The Aluksne district is on the northeastern part of Latvia, bordering the neighbouring countries of Russia and Estonia. The district takes its name from Lake Aluksne. The main city of the district is also named Aluksne, and it is located upon the beautiful highlands of the region, alongside the tranquil lakeshore.
Aluksne City is a truly charming town that remains close to nature. Many picturesque country houses can be found here, often serving as guest houses for vacationers seeking a romantic and old-fashioned getaway. With the lake nearby, the city is a good spot for fishing and boating excursions. Biking and horse riding are also popular activities here.
The city has several notable attractions, including the ruins of the Livonian Order Castle. It was originally built in 1342 on Pilssala, the largest of the four islands of Lake Aluksne. Around the castle developed a settlement that was called Marienburga in medieval chronicles.
Temple Hill, an ancient castle mound near the lakeshore, also features modern monuments and structures, such as The Sun Bridge built in 1938.
The New Castle of Aluksne is no longer so new (it was constructed in the mid-1800s). The Neo-Gothic palace currently houses the Museum of Local Heritage and Art, the Museum of Nature, a Children and Youth Centre, and a cinema.
Aluksne is also known for its lovely churches, which include the St. Boniface Roman Catholic Church of Aluksne, the Aluksne Lutheran Church, and the unusual-looking Aluksne Orthodox Church, with its towers topped with tiny domes.
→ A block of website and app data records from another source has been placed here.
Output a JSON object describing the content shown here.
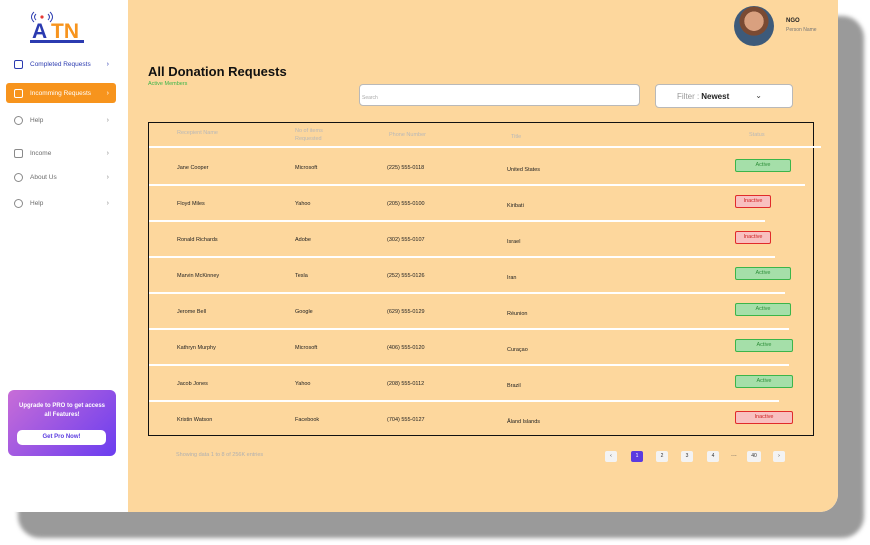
{
  "brand": {
    "logo_text": "ATN"
  },
  "sidebar": {
    "items": [
      {
        "label": "Completed Requests"
      },
      {
        "label": "Incomming Requests"
      },
      {
        "label": "Help"
      },
      {
        "label": "Income"
      },
      {
        "label": "About Us"
      },
      {
        "label": "Help"
      }
    ],
    "promo": {
      "text": "Upgrade to PRO to get access all Features!",
      "button": "Get Pro Now!"
    }
  },
  "user": {
    "role": "NGO",
    "name": "Person Name"
  },
  "page": {
    "title": "All Donation Requests",
    "subtitle": "Active Members"
  },
  "search": {
    "placeholder": "Search"
  },
  "filter": {
    "label": "Filter :",
    "value": "Newest"
  },
  "table": {
    "headers": [
      "Recepient Name",
      "No of items Requested",
      "Phone Number",
      "Title",
      "Status"
    ],
    "rows": [
      {
        "name": "Jane Cooper",
        "items": "Microsoft",
        "phone": "(225) 555-0118",
        "title": "United States",
        "status": "Active"
      },
      {
        "name": "Floyd Miles",
        "items": "Yahoo",
        "phone": "(205) 555-0100",
        "title": "Kiribati",
        "status": "Inactive"
      },
      {
        "name": "Ronald Richards",
        "items": "Adobe",
        "phone": "(302) 555-0107",
        "title": "Israel",
        "status": "Inactive"
      },
      {
        "name": "Marvin McKinney",
        "items": "Tesla",
        "phone": "(252) 555-0126",
        "title": "Iran",
        "status": "Active"
      },
      {
        "name": "Jerome Bell",
        "items": "Google",
        "phone": "(629) 555-0129",
        "title": "Réunion",
        "status": "Active"
      },
      {
        "name": "Kathryn Murphy",
        "items": "Microsoft",
        "phone": "(406) 555-0120",
        "title": "Curaçao",
        "status": "Active"
      },
      {
        "name": "Jacob Jones",
        "items": "Yahoo",
        "phone": "(208) 555-0112",
        "title": "Brazil",
        "status": "Active"
      },
      {
        "name": "Kristin Watson",
        "items": "Facebook",
        "phone": "(704) 555-0127",
        "title": "Åland Islands",
        "status": "Inactive"
      }
    ]
  },
  "footer": {
    "info": "Showing data 1 to 8 of 256K entries"
  },
  "pagination": {
    "prev": "‹",
    "pages": [
      "1",
      "2",
      "3",
      "4"
    ],
    "ellipsis": "...",
    "last": "40",
    "next": "›",
    "current": "1"
  },
  "colors": {
    "accent": "#f7941d",
    "main_bg": "#fdd79d",
    "active": "#3bb54a",
    "inactive": "#e02b2b",
    "pager_current": "#5a3be0"
  }
}
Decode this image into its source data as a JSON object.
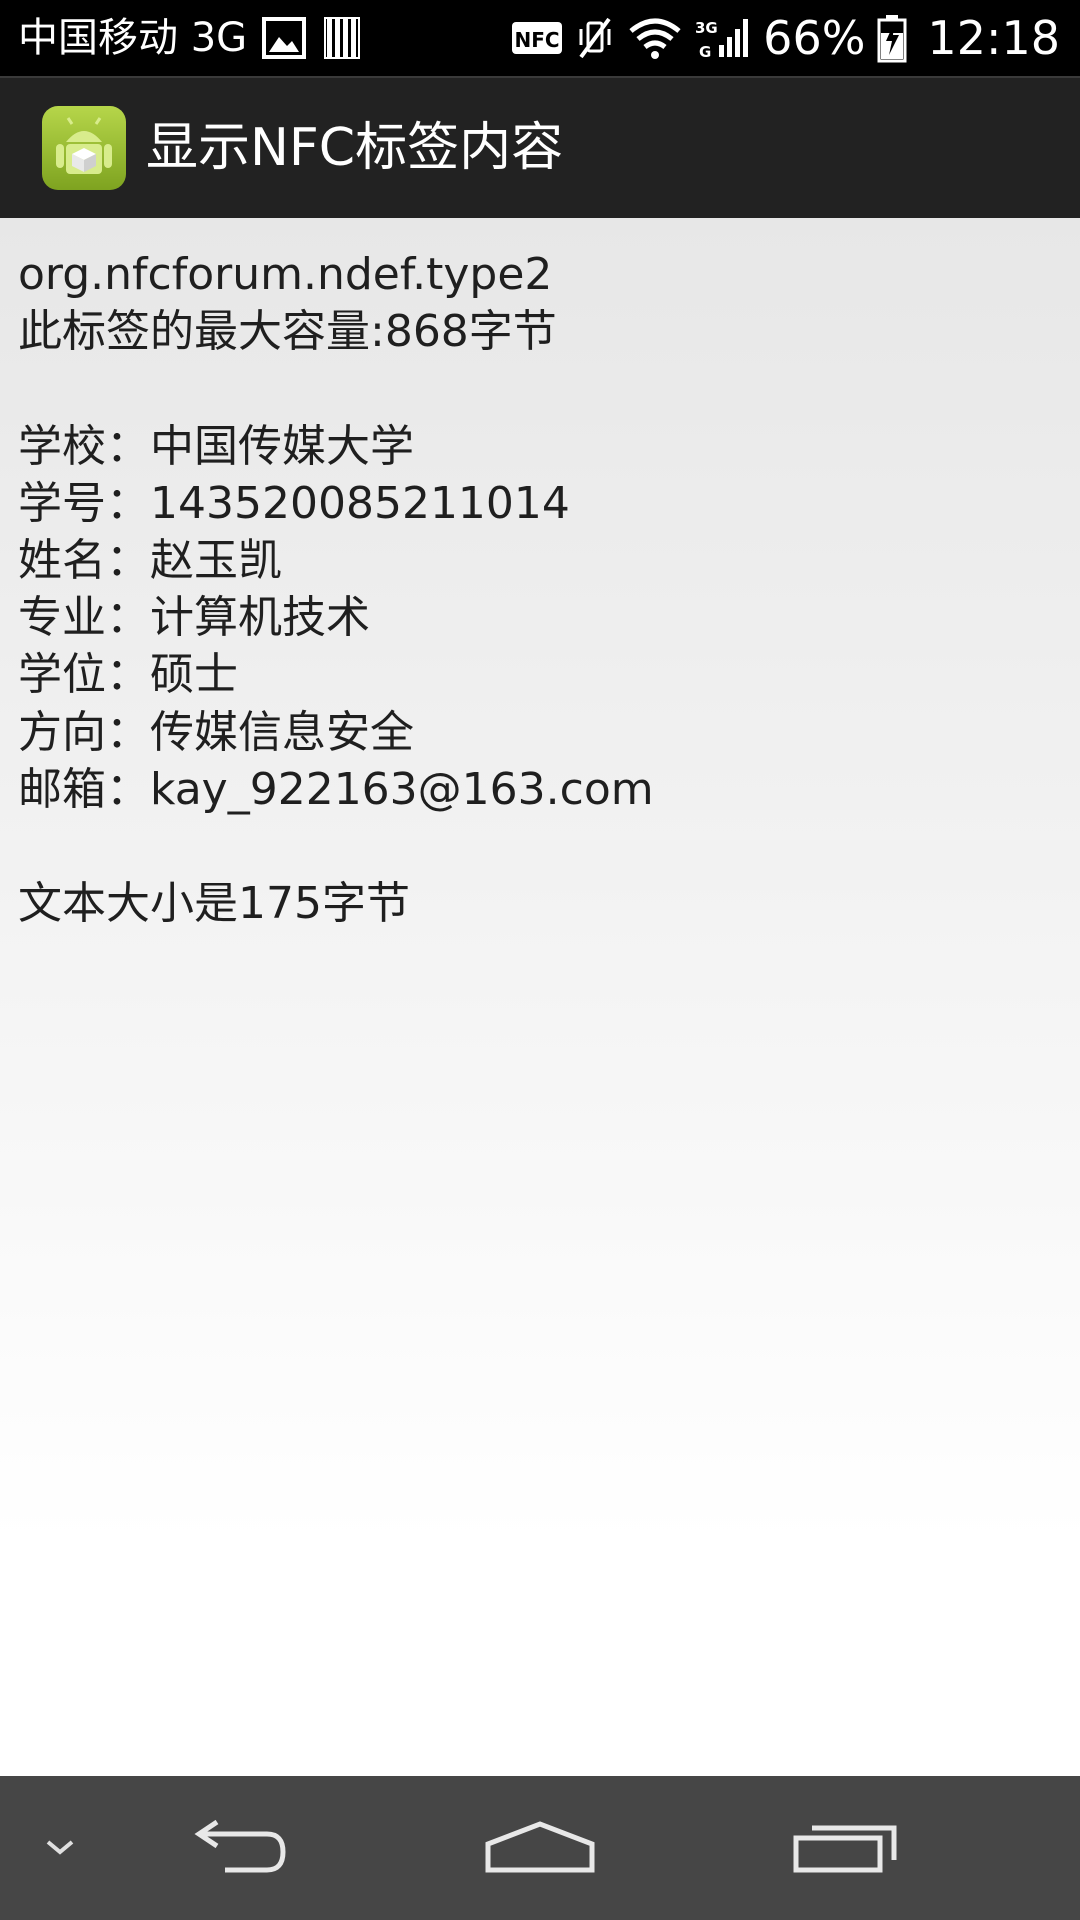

Aluksne City is closely associated with the Lutheran pastor and Bible translator, Ernst Glück. He established the first schools for Latvian children in the region. Glück's stepdaughter, Marta Skavronska, married Peter the Great of Russia and became the Empress Catherine I.